Background: In the United States, contaminated food causes approximately 1,000 reported disease outbreaks and an estimated 48 million illnesses, 128,000
Methods: The Foodborne Diseases Active Surveillance Network (FoodNet) conducts surveillance among 15% of the U.S. population for laboratory-confirmed infections with nine pathogens transmitted commonly through food. Overall and pathogen-specific changes in incidence were estimated from 1996-1998 to 2010 and from 2006-2008 to 2010.hospitalizations, and 3,000 deaths annually. This report summarizes 2010 surveillance data and describes trends since 1996.
Results: A total of 19,089 infections, 4,247 hospitalizations, and 68 deaths were reported from FoodNet sites in 2010. Salmonella infection was the most common infection reported (17.6 illnesses per 100,000 persons) and was associated with the largest number of hospitalizations (2,290) and deaths (29); no significant change in incidence of Salmonella infection has occurred since the start of surveillance during 1996-1998. Shiga toxin-producing Escherichia coli (STEC) O157 infection caused 0.9 illnesses per 100,000. Compared with 1996-1998, overall incidence of infection with six key pathogens in 2010 was 23% lower, and pathogen-specific incidence was lower for Campylobacter, Listeria, STEC O157, Shigella, and Yersinia infection but higher for Vibrio infection. Compared with a more recent period, 2006--2008, incidence in 2010 was lower for STEC O157 and Shigella infection but higher for Vibrio infection.
Conclusions: The incidence of STEC O157 infection has declined to reach the 2010 national health objective target of ≥1 case per 100,000. This success, as well as marked declines since 1996-1998 in overall incidence of six key foodborne infections, demonstrates the feasibility of preventing foodborne illnesses.

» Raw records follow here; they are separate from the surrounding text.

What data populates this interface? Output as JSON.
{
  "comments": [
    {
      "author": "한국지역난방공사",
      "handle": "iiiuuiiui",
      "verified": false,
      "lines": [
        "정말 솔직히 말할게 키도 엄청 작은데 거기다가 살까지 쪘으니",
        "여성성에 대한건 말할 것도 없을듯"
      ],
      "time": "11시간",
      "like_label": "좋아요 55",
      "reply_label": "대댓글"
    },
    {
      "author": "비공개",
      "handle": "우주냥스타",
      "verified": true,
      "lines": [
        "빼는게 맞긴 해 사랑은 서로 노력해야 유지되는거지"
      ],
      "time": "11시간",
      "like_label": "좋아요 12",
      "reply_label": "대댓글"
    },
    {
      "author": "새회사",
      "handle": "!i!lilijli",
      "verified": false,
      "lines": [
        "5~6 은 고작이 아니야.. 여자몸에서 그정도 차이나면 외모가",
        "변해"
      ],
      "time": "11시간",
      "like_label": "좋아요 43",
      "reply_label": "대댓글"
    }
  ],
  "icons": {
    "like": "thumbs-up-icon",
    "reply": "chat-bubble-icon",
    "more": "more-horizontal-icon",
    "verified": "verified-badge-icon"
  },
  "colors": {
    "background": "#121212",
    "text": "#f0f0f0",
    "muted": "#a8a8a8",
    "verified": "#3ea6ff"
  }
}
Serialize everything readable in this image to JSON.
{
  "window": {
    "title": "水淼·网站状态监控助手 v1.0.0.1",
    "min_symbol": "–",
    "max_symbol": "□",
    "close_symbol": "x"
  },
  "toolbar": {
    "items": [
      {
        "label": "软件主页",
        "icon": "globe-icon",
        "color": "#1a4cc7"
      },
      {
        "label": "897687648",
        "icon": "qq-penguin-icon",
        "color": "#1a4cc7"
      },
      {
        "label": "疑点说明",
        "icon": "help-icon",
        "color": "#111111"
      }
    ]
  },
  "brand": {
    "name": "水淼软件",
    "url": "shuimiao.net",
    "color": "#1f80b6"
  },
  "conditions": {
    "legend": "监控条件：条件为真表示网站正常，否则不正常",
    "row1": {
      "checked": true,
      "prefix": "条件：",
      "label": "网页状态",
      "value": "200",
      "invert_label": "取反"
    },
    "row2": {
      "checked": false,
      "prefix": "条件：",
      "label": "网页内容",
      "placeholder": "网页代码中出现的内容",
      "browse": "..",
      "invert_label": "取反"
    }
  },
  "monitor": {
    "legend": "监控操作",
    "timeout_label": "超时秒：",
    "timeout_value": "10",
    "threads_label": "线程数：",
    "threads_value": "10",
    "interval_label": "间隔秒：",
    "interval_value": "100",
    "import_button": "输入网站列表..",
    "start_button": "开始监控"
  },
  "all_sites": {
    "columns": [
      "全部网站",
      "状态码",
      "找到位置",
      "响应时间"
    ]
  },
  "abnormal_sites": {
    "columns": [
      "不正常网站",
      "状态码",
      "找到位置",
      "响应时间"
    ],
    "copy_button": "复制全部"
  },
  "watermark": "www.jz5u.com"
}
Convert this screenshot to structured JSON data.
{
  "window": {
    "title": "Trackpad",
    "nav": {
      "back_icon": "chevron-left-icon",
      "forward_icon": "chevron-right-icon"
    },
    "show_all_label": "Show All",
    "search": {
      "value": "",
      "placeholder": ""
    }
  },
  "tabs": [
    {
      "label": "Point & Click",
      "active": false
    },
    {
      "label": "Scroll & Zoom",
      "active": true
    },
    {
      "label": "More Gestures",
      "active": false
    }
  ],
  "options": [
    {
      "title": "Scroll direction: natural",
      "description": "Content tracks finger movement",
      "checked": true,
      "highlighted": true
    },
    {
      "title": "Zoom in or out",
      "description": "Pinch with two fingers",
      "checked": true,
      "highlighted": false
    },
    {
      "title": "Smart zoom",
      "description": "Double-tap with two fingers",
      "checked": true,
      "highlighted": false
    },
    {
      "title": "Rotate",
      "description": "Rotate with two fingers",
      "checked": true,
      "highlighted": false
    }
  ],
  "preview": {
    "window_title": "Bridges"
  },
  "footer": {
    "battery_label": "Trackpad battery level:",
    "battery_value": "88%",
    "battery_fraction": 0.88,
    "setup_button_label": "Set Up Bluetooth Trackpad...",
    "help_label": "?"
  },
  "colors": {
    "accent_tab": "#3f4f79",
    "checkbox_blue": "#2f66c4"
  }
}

Implications for public health practice: Salmonella infection should be targeted because it has not declined significantly in more than a decade, and other data indicate that it is one of the most common foodborne infections, resulting in an estimated $365 million in direct medical costs annually. The prevention measures that reduced STEC O157 infection need to be applied more broadly to reduce Salmonella and other infections. Effective measures from farm to table include preventing contamination of meat during slaughter and of all foods, including produce, during processing and preparation; cooking meat thoroughly; vigorously detecting and investigating outbreaks; and recalling contaminated food.